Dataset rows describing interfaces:
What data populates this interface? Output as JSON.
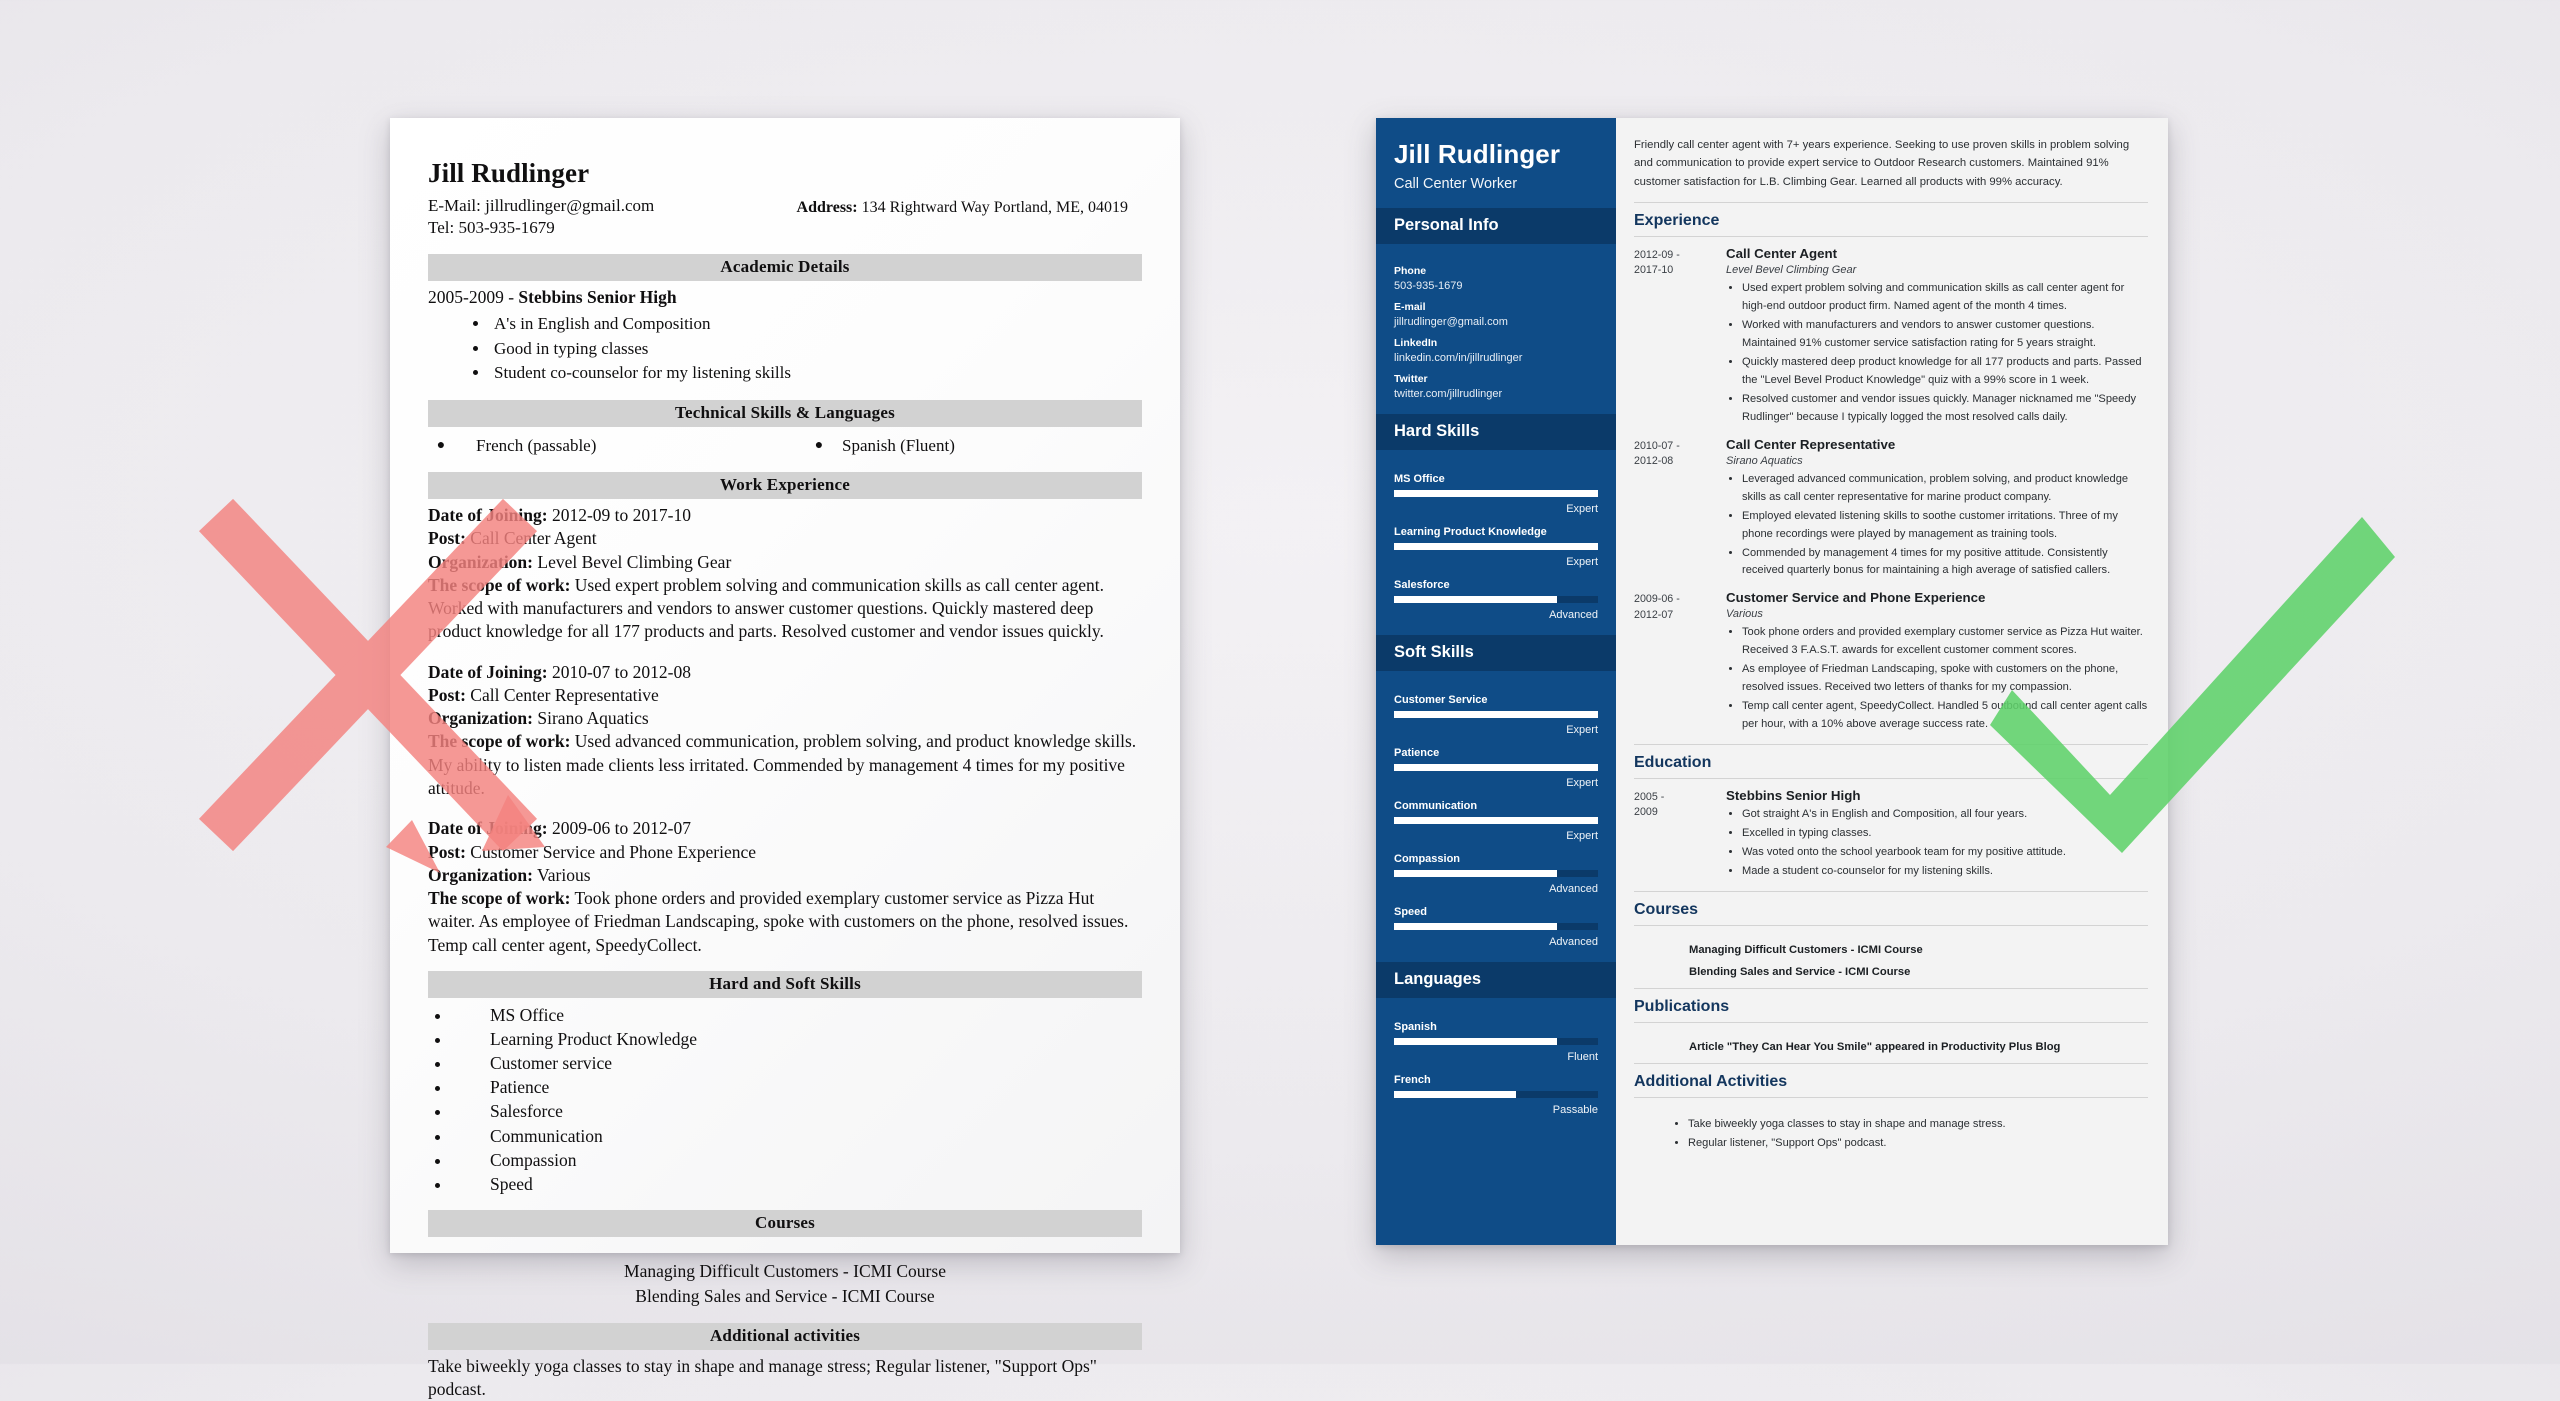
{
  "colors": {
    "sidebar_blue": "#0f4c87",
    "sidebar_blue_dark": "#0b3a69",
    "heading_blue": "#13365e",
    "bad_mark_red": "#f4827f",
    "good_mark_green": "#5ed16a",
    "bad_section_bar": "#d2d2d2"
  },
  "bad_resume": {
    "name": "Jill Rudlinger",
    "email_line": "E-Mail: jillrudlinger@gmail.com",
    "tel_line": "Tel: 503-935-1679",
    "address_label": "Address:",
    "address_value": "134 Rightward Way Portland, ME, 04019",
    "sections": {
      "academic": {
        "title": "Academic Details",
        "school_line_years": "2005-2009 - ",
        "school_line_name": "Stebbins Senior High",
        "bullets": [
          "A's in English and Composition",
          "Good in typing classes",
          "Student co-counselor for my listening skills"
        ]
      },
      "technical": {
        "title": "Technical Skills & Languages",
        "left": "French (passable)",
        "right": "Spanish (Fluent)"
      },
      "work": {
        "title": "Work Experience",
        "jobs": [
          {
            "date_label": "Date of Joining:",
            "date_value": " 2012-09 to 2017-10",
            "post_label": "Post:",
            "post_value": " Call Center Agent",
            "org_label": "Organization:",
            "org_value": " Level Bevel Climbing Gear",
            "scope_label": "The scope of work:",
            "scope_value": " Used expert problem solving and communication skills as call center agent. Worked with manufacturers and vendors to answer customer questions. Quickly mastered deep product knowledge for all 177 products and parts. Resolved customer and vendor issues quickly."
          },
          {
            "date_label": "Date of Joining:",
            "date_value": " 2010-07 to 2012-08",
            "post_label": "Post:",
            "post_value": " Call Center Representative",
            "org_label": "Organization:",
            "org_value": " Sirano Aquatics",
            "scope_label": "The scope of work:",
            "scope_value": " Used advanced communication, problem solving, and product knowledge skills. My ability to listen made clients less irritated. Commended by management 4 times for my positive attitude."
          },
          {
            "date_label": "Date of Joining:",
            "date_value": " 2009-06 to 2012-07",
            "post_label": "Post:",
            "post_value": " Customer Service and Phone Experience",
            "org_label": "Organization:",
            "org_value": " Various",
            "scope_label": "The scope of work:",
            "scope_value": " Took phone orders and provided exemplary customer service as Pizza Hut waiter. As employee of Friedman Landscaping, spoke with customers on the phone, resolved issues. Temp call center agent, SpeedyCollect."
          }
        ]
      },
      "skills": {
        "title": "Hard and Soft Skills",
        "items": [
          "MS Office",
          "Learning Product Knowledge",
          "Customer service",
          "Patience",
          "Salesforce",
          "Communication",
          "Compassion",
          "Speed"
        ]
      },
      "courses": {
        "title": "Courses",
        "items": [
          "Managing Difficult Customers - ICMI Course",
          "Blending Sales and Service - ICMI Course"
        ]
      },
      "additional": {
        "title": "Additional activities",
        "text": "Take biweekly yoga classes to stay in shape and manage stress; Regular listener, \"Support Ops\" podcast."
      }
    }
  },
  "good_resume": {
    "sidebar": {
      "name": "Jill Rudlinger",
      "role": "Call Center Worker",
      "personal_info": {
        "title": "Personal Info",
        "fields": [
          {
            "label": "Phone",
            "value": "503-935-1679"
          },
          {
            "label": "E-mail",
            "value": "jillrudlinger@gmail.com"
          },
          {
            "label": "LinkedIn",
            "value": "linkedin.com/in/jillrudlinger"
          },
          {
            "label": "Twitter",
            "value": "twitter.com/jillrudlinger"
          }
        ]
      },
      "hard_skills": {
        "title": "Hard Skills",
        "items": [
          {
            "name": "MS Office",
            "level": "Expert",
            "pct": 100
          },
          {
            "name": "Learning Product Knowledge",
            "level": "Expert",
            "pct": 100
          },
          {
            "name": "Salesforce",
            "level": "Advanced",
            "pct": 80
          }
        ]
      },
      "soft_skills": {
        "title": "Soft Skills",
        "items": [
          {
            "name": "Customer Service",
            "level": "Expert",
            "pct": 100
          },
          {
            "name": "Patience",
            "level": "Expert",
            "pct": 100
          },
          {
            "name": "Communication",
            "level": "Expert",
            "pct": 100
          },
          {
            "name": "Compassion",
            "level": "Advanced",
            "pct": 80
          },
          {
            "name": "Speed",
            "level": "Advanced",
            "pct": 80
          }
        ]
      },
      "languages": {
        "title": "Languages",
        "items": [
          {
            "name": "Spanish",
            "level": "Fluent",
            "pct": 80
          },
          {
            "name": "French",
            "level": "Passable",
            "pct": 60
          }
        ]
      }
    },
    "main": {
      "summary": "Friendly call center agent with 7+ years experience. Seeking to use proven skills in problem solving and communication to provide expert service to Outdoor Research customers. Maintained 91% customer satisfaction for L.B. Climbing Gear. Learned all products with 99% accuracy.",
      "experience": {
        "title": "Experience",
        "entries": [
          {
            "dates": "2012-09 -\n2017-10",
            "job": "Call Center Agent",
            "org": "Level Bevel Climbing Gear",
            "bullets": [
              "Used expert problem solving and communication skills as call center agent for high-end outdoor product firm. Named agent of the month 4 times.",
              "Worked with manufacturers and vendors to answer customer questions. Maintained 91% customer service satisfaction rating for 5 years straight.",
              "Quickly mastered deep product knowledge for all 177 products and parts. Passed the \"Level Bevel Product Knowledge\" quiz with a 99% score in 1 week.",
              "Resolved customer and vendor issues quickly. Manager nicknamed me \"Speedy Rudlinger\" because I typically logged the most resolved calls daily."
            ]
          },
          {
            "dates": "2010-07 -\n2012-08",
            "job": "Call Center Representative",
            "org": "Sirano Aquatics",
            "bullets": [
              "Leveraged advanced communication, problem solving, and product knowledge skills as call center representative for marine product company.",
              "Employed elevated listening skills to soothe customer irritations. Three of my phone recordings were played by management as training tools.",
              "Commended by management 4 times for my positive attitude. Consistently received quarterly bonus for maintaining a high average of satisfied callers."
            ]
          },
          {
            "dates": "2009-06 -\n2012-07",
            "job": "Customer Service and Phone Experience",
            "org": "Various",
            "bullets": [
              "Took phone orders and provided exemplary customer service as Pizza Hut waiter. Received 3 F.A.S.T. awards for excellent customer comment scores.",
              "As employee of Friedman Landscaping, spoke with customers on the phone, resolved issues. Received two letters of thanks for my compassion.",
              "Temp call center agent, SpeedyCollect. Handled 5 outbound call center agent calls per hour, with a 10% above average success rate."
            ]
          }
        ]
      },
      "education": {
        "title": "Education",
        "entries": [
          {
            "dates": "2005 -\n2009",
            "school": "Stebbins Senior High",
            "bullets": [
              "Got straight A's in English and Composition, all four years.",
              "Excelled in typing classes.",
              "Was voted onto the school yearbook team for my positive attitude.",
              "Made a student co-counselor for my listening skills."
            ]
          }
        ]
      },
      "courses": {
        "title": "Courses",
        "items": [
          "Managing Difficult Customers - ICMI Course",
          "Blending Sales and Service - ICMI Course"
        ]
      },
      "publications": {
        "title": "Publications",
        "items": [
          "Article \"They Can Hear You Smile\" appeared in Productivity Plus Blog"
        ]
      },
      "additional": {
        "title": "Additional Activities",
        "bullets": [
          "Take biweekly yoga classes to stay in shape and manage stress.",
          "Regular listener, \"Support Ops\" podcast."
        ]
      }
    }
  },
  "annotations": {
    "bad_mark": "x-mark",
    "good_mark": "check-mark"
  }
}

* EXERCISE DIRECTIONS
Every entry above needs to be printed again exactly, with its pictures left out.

* OUTPUT BELOW
What data populates this interface? Output as JSON.
{
  "colors": {
    "sidebar_blue": "#0f4c87",
    "sidebar_blue_dark": "#0b3a69",
    "heading_blue": "#13365e",
    "bad_mark_red": "#f4827f",
    "good_mark_green": "#5ed16a",
    "bad_section_bar": "#d2d2d2"
  },
  "bad_resume": {
    "name": "Jill Rudlinger",
    "email_line": "E-Mail: jillrudlinger@gmail.com",
    "tel_line": "Tel: 503-935-1679",
    "address_label": "Address:",
    "address_value": "134 Rightward Way Portland, ME, 04019",
    "sections": {
      "academic": {
        "title": "Academic Details",
        "school_line_years": "2005-2009 - ",
        "school_line_name": "Stebbins Senior High",
        "bullets": [
          "A's in English and Composition",
          "Good in typing classes",
          "Student co-counselor for my listening skills"
        ]
      },
      "technical": {
        "title": "Technical Skills & Languages",
        "left": "French (passable)",
        "right": "Spanish (Fluent)"
      },
      "work": {
        "title": "Work Experience",
        "jobs": [
          {
            "date_label": "Date of Joining:",
            "date_value": " 2012-09 to 2017-10",
            "post_label": "Post:",
            "post_value": " Call Center Agent",
            "org_label": "Organization:",
            "org_value": " Level Bevel Climbing Gear",
            "scope_label": "The scope of work:",
            "scope_value": " Used expert problem solving and communication skills as call center agent. Worked with manufacturers and vendors to answer customer questions. Quickly mastered deep product knowledge for all 177 products and parts. Resolved customer and vendor issues quickly."
          },
          {
            "date_label": "Date of Joining:",
            "date_value": " 2010-07 to 2012-08",
            "post_label": "Post:",
            "post_value": " Call Center Representative",
            "org_label": "Organization:",
            "org_value": " Sirano Aquatics",
            "scope_label": "The scope of work:",
            "scope_value": " Used advanced communication, problem solving, and product knowledge skills. My ability to listen made clients less irritated. Commended by management 4 times for my positive attitude."
          },
          {
            "date_label": "Date of Joining:",
            "date_value": " 2009-06 to 2012-07",
            "post_label": "Post:",
            "post_value": " Customer Service and Phone Experience",
            "org_label": "Organization:",
            "org_value": " Various",
            "scope_label": "The scope of work:",
            "scope_value": " Took phone orders and provided exemplary customer service as Pizza Hut waiter. As employee of Friedman Landscaping, spoke with customers on the phone, resolved issues. Temp call center agent, SpeedyCollect."
          }
        ]
      },
      "skills": {
        "title": "Hard and Soft Skills",
        "items": [
          "MS Office",
          "Learning Product Knowledge",
          "Customer service",
          "Patience",
          "Salesforce",
          "Communication",
          "Compassion",
          "Speed"
        ]
      },
      "courses": {
        "title": "Courses",
        "items": [
          "Managing Difficult Customers - ICMI Course",
          "Blending Sales and Service - ICMI Course"
        ]
      },
      "additional": {
        "title": "Additional activities",
        "text": "Take biweekly yoga classes to stay in shape and manage stress; Regular listener, \"Support Ops\" podcast."
      }
    }
  },
  "good_resume": {
    "sidebar": {
      "name": "Jill Rudlinger",
      "role": "Call Center Worker",
      "personal_info": {
        "title": "Personal Info",
        "fields": [
          {
            "label": "Phone",
            "value": "503-935-1679"
          },
          {
            "label": "E-mail",
            "value": "jillrudlinger@gmail.com"
          },
          {
            "label": "LinkedIn",
            "value": "linkedin.com/in/jillrudlinger"
          },
          {
            "label": "Twitter",
            "value": "twitter.com/jillrudlinger"
          }
        ]
      },
      "hard_skills": {
        "title": "Hard Skills",
        "items": [
          {
            "name": "MS Office",
            "level": "Expert",
            "pct": 100
          },
          {
            "name": "Learning Product Knowledge",
            "level": "Expert",
            "pct": 100
          },
          {
            "name": "Salesforce",
            "level": "Advanced",
            "pct": 80
          }
        ]
      },
      "soft_skills": {
        "title": "Soft Skills",
        "items": [
          {
            "name": "Customer Service",
            "level": "Expert",
            "pct": 100
          },
          {
            "name": "Patience",
            "level": "Expert",
            "pct": 100
          },
          {
            "name": "Communication",
            "level": "Expert",
            "pct": 100
          },
          {
            "name": "Compassion",
            "level": "Advanced",
            "pct": 80
          },
          {
            "name": "Speed",
            "level": "Advanced",
            "pct": 80
          }
        ]
      },
      "languages": {
        "title": "Languages",
        "items": [
          {
            "name": "Spanish",
            "level": "Fluent",
            "pct": 80
          },
          {
            "name": "French",
            "level": "Passable",
            "pct": 60
          }
        ]
      }
    },
    "main": {
      "summary": "Friendly call center agent with 7+ years experience. Seeking to use proven skills in problem solving and communication to provide expert service to Outdoor Research customers. Maintained 91% customer satisfaction for L.B. Climbing Gear. Learned all products with 99% accuracy.",
      "experience": {
        "title": "Experience",
        "entries": [
          {
            "dates": "2012-09 -\n2017-10",
            "job": "Call Center Agent",
            "org": "Level Bevel Climbing Gear",
            "bullets": [
              "Used expert problem solving and communication skills as call center agent for high-end outdoor product firm. Named agent of the month 4 times.",
              "Worked with manufacturers and vendors to answer customer questions. Maintained 91% customer service satisfaction rating for 5 years straight.",
              "Quickly mastered deep product knowledge for all 177 products and parts. Passed the \"Level Bevel Product Knowledge\" quiz with a 99% score in 1 week.",
              "Resolved customer and vendor issues quickly. Manager nicknamed me \"Speedy Rudlinger\" because I typically logged the most resolved calls daily."
            ]
          },
          {
            "dates": "2010-07 -\n2012-08",
            "job": "Call Center Representative",
            "org": "Sirano Aquatics",
            "bullets": [
              "Leveraged advanced communication, problem solving, and product knowledge skills as call center representative for marine product company.",
              "Employed elevated listening skills to soothe customer irritations. Three of my phone recordings were played by management as training tools.",
              "Commended by management 4 times for my positive attitude. Consistently received quarterly bonus for maintaining a high average of satisfied callers."
            ]
          },
          {
            "dates": "2009-06 -\n2012-07",
            "job": "Customer Service and Phone Experience",
            "org": "Various",
            "bullets": [
              "Took phone orders and provided exemplary customer service as Pizza Hut waiter. Received 3 F.A.S.T. awards for excellent customer comment scores.",
              "As employee of Friedman Landscaping, spoke with customers on the phone, resolved issues. Received two letters of thanks for my compassion.",
              "Temp call center agent, SpeedyCollect. Handled 5 outbound call center agent calls per hour, with a 10% above average success rate."
            ]
          }
        ]
      },
      "education": {
        "title": "Education",
        "entries": [
          {
            "dates": "2005 -\n2009",
            "school": "Stebbins Senior High",
            "bullets": [
              "Got straight A's in English and Composition, all four years.",
              "Excelled in typing classes.",
              "Was voted onto the school yearbook team for my positive attitude.",
              "Made a student co-counselor for my listening skills."
            ]
          }
        ]
      },
      "courses": {
        "title": "Courses",
        "items": [
          "Managing Difficult Customers - ICMI Course",
          "Blending Sales and Service - ICMI Course"
        ]
      },
      "publications": {
        "title": "Publications",
        "items": [
          "Article \"They Can Hear You Smile\" appeared in Productivity Plus Blog"
        ]
      },
      "additional": {
        "title": "Additional Activities",
        "bullets": [
          "Take biweekly yoga classes to stay in shape and manage stress.",
          "Regular listener, \"Support Ops\" podcast."
        ]
      }
    }
  },
  "annotations": {
    "bad_mark": "x-mark",
    "good_mark": "check-mark"
  }
}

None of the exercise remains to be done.